Paula F. sent in a link to Babble.com’s list of the top 100 ‘mom blogs’ of 2011. Mom blogs have become wildly popular in recent years as a way to document and comment on the experience of motherhood, and this particular list illustrates some interesting things about social privilege. Paula was struck by the lack of racial diversity among the selected blogs and noted how women of color are vastly underrepresented. For example, only 7 of the blogs are written by African-American moms, and 4 of those refer to the mother’s race in the title (although the same is not true for any of the blogs written by white women).
A quick review of the blogs reveals some other interesting issues related to social privilege and motherhood. In addition to the lack of racial diversity, the blogs included in the list show very little variation in terms of class, sexuality, age, and marital status. (The blogs were chosen by a panel of “experts” that took into consideration nominations from Babble readers, so it’s unclear how representative they are of mom blogs in general.)
While there is the more obvious privilege of the “digital divide,” or the disparate access that people have to technology and the internet, there is also privilege in having the spare time to devote to intensive writing/blogging and the connections necessarily to draw sponsorship and advertising. Moreover, while some of the selected blogs do offer narratives that deviate from traditional ideas about mothering and motherhood (for example, several blogs discuss mental health issues, the struggles of parenting, and forming blended families), they nonetheless reproduce a narrow image of who mothers are, what they look like, and what they do.

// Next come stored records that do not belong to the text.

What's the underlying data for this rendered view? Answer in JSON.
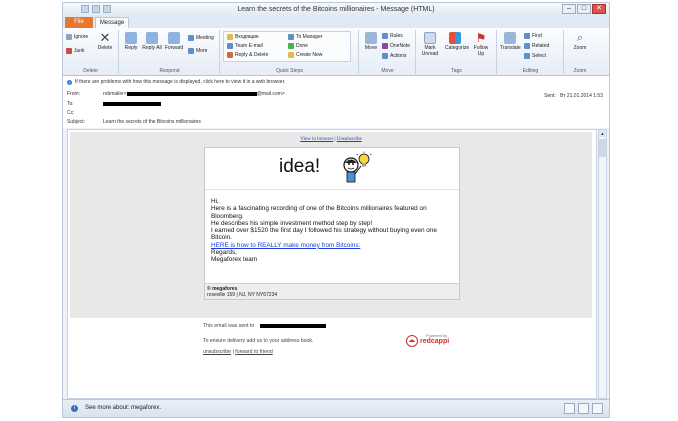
{
  "window": {
    "title": "Learn the secrets of the Bitcoins millionaires - Message (HTML)",
    "controls": {
      "minimize": "–",
      "maximize": "□",
      "close": "✕"
    }
  },
  "tabs": {
    "file": "File",
    "message": "Message"
  },
  "ribbon": {
    "delete_group": {
      "ignore": "Ignore",
      "junk": "Junk",
      "delete": "Delete",
      "label": "Delete"
    },
    "respond_group": {
      "reply": "Reply",
      "reply_all": "Reply All",
      "forward": "Forward",
      "meeting": "Meeting",
      "more": "More",
      "label": "Respond"
    },
    "quicksteps_group": {
      "item1": "Входящие",
      "item2": "Team E-mail",
      "item3": "Reply & Delete",
      "item4": "To Manager",
      "item5": "Done",
      "item6": "Create New",
      "label": "Quick Steps"
    },
    "move_group": {
      "move": "Move",
      "rules": "Rules",
      "onenote": "OneNote",
      "actions": "Actions",
      "label": "Move"
    },
    "tags_group": {
      "mark_unread": "Mark Unread",
      "categorize": "Categorize",
      "follow_up": "Follow Up",
      "label": "Tags"
    },
    "editing_group": {
      "translate": "Translate",
      "find": "Find",
      "related": "Related",
      "select": "Select",
      "label": "Editing"
    },
    "zoom_group": {
      "zoom": "Zoom",
      "label": "Zoom"
    }
  },
  "header": {
    "infobar": "If there are problems with how this message is displayed, click here to view it in a web browser.",
    "from_label": "From:",
    "from_prefix": "robmailer<",
    "from_suffix": "@mail.com>",
    "to_label": "To:",
    "cc_label": "Cc:",
    "subject_label": "Subject:",
    "subject": "Learn the secrets of the Bitcoins millionaires",
    "sent_label": "Sent:",
    "sent_value": "Вт 21.01.2014 1:53"
  },
  "email": {
    "view_in_browser": "View in browser",
    "separator": "|",
    "unsubscribe_top": "Unsubscribe",
    "banner_word": "idea!",
    "greeting": "Hi,",
    "line1": "Here is a fascinating recording of one of the Bitcoins millionaires featured on Bloomberg.",
    "line2": "He describes his simple investment method step by step!",
    "line3": "I earned over $1520 the first day I followed his strategy without buying even one Bitcoin.",
    "cta_link": "HERE is how to REALLY make money from Bitcoins:",
    "regards": "Regards,",
    "signature": "Megaforex team",
    "company": "© megafores",
    "address": "roseville 159 | NJ, NY NY67234",
    "sent_to": "This email was sent to",
    "deliver_note": "To ensure delivery add us to your address book.",
    "unsubscribe": "unsubscribe",
    "footer_sep": "|",
    "forward_friend": "forward to friend",
    "powered_by": "Powered by",
    "powered_brand": "redcappi"
  },
  "statusbar": {
    "text": "See more about: megaforex."
  },
  "colors": {
    "file_tab": "#e8772e",
    "link": "#1a3ee0",
    "accent": "#3a6fb5"
  }
}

Christie Barcelos is a doctoral student, a mom, and a blogger, but not really a mom blogger.